_Problem description_:
Where a line below holds the string "Farahdilla", copy that line.

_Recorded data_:
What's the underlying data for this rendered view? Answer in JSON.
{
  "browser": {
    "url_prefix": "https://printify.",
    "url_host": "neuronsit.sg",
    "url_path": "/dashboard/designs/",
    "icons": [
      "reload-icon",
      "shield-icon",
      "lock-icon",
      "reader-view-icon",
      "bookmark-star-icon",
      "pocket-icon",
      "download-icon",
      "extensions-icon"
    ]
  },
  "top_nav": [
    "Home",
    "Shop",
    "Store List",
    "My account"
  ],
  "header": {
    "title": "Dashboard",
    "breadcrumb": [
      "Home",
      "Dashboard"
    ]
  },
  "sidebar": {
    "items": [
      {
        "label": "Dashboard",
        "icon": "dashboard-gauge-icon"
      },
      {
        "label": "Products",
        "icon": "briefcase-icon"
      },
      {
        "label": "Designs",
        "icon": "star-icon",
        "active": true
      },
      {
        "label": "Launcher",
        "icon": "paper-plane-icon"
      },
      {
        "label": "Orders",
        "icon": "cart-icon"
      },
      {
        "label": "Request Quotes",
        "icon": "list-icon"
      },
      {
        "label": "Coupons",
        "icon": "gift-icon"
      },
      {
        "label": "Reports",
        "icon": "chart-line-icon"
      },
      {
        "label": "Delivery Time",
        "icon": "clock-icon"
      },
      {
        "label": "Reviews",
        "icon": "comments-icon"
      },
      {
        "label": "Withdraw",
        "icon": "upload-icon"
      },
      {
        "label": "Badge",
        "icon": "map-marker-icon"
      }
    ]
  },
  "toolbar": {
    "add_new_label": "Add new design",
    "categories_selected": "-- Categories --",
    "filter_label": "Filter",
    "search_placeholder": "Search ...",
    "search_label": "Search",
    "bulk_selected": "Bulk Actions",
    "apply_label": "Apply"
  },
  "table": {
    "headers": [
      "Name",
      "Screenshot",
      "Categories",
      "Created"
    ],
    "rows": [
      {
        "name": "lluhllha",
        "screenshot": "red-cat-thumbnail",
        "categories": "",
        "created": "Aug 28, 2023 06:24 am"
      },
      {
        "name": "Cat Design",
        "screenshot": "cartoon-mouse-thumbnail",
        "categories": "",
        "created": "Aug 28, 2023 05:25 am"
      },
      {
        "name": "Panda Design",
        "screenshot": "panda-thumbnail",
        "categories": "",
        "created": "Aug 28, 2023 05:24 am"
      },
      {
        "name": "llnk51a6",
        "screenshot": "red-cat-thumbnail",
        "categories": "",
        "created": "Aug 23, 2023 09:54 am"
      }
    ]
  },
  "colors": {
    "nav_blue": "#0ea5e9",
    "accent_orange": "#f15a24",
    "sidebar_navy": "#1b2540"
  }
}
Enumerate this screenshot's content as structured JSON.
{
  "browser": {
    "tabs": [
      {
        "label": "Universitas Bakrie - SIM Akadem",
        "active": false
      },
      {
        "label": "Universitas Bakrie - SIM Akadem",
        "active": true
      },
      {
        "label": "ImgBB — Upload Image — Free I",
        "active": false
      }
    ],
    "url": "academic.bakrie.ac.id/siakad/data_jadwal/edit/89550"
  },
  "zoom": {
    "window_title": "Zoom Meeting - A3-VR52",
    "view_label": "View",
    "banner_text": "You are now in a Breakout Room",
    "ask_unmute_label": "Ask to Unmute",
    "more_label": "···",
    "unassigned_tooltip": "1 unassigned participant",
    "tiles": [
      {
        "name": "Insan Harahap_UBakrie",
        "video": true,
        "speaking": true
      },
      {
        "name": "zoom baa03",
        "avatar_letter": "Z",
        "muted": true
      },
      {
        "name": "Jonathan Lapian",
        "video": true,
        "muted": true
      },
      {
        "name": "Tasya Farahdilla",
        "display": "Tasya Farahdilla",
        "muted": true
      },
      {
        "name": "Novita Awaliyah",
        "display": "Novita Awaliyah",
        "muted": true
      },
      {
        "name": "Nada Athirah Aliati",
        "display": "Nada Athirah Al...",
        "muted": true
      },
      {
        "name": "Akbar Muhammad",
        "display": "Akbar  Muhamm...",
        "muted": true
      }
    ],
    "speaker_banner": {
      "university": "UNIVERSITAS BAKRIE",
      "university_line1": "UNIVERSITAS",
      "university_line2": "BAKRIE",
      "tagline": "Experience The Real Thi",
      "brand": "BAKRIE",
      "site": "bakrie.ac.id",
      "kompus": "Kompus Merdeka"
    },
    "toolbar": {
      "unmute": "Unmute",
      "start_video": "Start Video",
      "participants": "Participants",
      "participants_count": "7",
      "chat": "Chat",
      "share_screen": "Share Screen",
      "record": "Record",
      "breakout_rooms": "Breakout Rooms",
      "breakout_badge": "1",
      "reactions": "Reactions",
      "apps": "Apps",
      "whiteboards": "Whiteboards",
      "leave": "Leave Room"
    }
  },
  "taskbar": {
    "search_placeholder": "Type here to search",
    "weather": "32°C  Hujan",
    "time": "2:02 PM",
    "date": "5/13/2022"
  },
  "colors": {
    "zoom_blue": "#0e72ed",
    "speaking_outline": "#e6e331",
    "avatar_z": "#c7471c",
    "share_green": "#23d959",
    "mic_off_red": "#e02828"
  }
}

_Answer space_:
        "name": "Tasya Farahdilla",
        "display": "Tasya Farahdilla",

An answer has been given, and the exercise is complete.